December 6, 2009

So we compiled the entire thing as a website  presentation, so click the link below for the final piece:

Part 3 – Proposal

December 6, 2009

Our proposal for the RCC stairs involves transforming the normal everyday stairs used mostly for transportation from one floor to another into a fun event. The RCC stairs would be transformed into a bouncy castle slide, temporarily put up during exam times, which also coincide with the holiday season. Our proposal is not only to liven up the time at school for students and faculty, but to act as a stress-reliever as well. The bouncy castle slide will invoke our most stress-free and fun moments of our lives, our childhood. With exam times being the most stressful, and the holiday season all about having fun, all students and faculty would happily attend this event. With the stairs being only up during a certain part of the year and not all the time, it makes it that much more special.

We all decided to stay in touch through a long Facebook message. That way we could keep each other updated and communicate faster and easier. In the first few shots of the Facebook message illustrates the thinking process and kicking ideas around and mainly just writing them down so that we could post them on the blog. We previously did not have Jennifer on Facebook so we had a separate message where we assigned roles before meeting Jennifer face to face, since she is a year ahead of us.  We mainly volunteered for the positions we wanted and Mac jumped in whenever he could since he was taking on a different project as well.  Then once our ideas were up and going and posted on the blog we split up the work for part 3 and kept each other informed through the Facebook message.
Here are a few shots of the on-going Facebook message:

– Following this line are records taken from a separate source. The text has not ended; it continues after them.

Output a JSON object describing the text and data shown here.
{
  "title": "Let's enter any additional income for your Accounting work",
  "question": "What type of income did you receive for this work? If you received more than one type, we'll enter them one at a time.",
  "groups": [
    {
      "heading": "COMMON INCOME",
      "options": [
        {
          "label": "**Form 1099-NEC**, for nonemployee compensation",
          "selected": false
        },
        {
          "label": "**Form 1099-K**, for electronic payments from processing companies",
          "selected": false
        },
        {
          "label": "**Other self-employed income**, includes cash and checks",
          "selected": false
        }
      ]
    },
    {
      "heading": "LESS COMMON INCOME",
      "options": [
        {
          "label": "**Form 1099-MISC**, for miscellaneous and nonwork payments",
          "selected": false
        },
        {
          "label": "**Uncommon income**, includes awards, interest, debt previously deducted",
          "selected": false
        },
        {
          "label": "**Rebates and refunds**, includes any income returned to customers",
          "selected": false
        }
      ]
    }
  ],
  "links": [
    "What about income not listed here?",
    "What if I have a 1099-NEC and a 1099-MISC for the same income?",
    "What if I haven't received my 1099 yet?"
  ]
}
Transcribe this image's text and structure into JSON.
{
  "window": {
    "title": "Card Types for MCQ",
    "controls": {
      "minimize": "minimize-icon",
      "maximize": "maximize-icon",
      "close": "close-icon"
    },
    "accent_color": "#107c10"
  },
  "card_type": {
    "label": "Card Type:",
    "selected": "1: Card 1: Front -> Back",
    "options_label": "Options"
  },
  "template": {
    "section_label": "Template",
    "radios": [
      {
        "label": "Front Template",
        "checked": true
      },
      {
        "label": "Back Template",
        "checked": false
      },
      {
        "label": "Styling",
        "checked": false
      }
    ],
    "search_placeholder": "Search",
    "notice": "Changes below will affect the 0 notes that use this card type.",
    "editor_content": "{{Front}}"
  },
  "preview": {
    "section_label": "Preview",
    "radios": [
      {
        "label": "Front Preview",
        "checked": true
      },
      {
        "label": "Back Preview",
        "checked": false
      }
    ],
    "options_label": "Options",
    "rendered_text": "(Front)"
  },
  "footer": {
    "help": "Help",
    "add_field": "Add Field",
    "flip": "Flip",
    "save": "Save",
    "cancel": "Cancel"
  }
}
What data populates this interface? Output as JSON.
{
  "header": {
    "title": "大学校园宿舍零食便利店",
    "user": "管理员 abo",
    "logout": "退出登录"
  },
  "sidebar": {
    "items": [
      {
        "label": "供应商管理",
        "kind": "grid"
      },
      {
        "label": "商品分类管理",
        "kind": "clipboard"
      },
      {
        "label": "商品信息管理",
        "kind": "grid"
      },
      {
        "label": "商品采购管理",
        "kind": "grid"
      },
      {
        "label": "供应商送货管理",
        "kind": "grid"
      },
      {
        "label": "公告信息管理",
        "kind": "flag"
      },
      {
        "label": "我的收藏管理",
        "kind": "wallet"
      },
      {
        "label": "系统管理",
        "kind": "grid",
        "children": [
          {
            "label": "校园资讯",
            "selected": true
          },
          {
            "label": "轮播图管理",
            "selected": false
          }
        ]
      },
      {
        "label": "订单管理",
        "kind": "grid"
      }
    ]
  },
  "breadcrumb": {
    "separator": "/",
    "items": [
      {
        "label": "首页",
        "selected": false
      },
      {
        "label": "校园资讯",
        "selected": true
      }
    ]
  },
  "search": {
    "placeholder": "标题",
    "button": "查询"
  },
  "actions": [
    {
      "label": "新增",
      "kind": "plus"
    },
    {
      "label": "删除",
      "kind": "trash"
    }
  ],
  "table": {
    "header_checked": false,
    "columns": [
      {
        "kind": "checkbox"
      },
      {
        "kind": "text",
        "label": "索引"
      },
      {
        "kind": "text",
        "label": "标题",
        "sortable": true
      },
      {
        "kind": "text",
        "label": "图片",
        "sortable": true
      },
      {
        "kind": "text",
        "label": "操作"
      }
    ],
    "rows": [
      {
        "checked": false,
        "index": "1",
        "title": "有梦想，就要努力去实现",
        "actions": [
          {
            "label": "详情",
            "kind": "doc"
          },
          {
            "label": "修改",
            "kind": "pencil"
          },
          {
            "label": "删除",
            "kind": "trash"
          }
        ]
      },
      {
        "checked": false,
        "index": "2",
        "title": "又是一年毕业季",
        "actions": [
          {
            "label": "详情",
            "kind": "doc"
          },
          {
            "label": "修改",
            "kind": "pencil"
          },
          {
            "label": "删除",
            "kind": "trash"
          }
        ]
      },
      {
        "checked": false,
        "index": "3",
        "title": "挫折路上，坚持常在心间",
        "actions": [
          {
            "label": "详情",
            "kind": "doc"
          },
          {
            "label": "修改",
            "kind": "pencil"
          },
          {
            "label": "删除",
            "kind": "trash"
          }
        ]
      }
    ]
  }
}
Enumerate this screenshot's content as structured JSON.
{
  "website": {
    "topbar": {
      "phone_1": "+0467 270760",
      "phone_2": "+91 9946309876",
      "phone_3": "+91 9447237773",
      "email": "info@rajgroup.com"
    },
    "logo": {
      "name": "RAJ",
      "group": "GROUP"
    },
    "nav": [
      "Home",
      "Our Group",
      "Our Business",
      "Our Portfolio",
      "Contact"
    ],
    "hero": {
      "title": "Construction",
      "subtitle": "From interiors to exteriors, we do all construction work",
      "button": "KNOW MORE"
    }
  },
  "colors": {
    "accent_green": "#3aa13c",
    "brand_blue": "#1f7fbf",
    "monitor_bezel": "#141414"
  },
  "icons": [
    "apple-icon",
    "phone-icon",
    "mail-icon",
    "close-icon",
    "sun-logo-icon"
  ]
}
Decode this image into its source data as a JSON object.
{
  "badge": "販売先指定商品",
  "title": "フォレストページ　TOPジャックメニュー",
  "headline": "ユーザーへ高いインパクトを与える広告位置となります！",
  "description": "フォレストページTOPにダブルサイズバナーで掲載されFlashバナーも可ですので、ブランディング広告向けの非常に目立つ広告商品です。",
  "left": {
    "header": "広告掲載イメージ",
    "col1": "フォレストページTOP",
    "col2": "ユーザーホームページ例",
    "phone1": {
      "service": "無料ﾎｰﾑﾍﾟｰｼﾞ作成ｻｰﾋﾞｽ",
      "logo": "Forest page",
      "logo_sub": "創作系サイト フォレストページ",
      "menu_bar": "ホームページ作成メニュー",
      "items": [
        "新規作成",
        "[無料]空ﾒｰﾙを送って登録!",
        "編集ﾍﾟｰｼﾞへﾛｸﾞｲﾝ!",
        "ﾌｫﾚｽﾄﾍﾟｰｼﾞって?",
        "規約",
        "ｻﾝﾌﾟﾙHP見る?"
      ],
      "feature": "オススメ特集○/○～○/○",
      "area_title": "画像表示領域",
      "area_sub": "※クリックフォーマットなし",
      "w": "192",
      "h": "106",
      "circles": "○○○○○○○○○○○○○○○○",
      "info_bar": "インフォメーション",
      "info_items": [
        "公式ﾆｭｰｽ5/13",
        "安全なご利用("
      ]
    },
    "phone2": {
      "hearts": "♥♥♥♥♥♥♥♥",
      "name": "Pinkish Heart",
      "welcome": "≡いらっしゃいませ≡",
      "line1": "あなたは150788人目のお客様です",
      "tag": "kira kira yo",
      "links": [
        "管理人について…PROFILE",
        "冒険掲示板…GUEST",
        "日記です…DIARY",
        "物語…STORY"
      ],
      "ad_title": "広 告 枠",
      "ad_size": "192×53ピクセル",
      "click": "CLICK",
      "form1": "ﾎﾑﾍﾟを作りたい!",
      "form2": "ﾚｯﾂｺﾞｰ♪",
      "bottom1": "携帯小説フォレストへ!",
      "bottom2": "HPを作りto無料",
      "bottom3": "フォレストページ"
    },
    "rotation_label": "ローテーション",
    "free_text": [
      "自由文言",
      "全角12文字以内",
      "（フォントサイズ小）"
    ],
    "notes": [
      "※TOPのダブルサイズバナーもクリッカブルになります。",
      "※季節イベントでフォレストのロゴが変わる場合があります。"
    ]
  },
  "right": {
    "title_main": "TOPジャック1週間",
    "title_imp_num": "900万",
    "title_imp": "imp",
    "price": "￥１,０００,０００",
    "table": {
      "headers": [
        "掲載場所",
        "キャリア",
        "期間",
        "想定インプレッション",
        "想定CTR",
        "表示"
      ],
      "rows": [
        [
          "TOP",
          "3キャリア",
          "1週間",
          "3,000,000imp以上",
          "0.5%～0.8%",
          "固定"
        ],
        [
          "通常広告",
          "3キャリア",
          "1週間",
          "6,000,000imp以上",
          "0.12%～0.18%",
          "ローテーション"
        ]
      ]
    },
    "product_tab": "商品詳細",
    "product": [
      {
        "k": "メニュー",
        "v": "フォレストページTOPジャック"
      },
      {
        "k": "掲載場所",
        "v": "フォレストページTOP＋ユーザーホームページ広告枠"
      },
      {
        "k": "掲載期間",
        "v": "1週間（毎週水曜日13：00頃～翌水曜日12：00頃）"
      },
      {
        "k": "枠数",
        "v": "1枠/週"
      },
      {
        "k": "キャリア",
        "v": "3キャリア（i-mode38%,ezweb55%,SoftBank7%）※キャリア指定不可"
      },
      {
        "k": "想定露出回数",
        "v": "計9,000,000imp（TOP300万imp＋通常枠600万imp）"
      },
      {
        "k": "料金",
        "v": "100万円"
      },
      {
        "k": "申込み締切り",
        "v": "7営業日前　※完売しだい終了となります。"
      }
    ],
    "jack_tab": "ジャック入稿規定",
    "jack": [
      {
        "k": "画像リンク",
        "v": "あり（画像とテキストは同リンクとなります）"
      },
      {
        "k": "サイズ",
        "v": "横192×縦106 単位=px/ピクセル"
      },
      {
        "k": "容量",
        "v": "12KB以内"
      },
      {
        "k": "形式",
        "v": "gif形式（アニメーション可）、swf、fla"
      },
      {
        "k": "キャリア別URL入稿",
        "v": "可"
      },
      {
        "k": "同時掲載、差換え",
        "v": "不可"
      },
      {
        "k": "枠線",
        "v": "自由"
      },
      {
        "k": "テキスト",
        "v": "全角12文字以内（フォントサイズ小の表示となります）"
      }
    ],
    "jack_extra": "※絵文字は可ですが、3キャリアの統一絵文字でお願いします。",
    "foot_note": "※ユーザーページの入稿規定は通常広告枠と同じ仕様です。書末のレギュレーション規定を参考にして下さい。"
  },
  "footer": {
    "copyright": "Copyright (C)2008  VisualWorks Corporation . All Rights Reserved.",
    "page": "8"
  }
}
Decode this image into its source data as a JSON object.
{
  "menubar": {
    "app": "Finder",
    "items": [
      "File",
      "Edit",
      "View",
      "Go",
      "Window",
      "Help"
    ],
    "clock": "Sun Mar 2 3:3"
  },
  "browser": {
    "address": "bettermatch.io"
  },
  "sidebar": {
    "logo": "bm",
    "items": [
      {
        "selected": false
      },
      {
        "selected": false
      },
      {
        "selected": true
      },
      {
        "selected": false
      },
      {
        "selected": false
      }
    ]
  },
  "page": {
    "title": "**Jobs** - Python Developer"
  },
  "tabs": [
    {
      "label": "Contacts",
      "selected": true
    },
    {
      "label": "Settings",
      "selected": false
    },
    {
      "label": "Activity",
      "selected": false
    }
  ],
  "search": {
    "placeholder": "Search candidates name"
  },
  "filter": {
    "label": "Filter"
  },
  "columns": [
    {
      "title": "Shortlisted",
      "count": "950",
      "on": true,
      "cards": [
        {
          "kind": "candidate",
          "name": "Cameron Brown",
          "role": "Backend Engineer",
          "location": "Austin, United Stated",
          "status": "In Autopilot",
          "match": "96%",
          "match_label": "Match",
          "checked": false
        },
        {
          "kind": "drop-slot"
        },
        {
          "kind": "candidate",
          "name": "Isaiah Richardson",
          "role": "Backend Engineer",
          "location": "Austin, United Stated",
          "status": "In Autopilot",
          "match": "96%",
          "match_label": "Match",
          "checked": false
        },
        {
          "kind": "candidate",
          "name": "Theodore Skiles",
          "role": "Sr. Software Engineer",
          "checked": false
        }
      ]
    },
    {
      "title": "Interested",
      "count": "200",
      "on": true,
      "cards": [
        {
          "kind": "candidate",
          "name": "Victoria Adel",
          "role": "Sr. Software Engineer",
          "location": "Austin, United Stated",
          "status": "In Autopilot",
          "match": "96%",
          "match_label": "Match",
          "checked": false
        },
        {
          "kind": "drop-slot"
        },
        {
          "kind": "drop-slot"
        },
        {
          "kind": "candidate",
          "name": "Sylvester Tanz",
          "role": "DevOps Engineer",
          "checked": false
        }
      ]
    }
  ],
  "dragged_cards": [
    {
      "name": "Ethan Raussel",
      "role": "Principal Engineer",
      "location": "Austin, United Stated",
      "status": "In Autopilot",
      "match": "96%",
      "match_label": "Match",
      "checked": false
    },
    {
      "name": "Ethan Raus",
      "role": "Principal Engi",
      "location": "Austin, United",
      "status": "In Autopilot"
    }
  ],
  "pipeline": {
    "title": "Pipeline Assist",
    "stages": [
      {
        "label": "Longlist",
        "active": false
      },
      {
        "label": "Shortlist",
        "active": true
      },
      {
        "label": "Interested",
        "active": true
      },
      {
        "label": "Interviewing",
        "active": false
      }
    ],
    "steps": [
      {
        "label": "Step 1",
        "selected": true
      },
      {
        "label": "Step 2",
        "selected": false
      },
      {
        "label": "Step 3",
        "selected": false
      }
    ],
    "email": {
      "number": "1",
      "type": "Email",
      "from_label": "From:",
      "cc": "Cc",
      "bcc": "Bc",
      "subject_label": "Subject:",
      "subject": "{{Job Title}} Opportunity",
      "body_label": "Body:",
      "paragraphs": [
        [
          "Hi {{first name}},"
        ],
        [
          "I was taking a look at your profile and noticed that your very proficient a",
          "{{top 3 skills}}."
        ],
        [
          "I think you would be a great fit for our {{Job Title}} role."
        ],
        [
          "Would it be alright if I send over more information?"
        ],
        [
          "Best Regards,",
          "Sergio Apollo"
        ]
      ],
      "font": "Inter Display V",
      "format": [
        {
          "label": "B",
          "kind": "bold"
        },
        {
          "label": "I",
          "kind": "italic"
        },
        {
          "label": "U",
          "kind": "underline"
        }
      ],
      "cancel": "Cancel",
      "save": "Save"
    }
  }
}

Our group found these 3 videos to best help develop our ideas about improving the staircase at the RCC. All the videos pretty much say how people do not like to do any work. If people have a method besides of transportation besides walking, they will gladly take it over the stairs. To battle laziness. The piano stairs video tries to make the staircase as interactive as possible — and it works really well. There is a visible difference in how often the elevator is used before and after the piano is installed. The last video is just of a kid having fun sliding down the stairs (one of the things that everyone wants to be allowed to do, but cannot due to it not being socially acceptable to do in public). These videos helped us develop a staircase that allows people to have fun by using the stairs, without thinking about actually doing work.


December 3, 2009



The RCC was built to be a fully interactive and high adaptable communications “world”, so everything constructed in it, including the stairs, had to look the part. The building design, construction, technical design and installation all had to have a futuristic and technical look to it because it would carry “state-of-the-art” computer labs, networked media and print facilities. Their mission/purpose was to be Canada’s foremost educational and research centre for digital communications and interactive digital media. Since then, the centre has been designed to support and enhance educational and professional efforts in broadcasting, broadband and new media technology and education. It is a reflection of today’s workplace while furnishing the technological infrastructure to serve the developing communication needs of today.

Part 3 – Social Uses

December 2, 2009

The stairs at the RCC are used as the main route to get to the majority of classes in the building. It is built in two sections with two social meeting places: one halfway up the staircase, and one underneath the staircase. Both have benches to sit on. The space is used by the majority of people — staff and students — who enter the building. The only alternative way up is the elevator, which many choose over the stairs, since it takes the half the time, and is easier. The stairs are intentionally built with large railings to encourage users to hold onto them; however, since the stairway is so wide, many who climb it choose not to hold on.
With these observations what we plan to do is make more people take the stairs by involving enjoyable ways of getting up and down them, increasing health awareness and making it more interactive and unique for those who use it daily.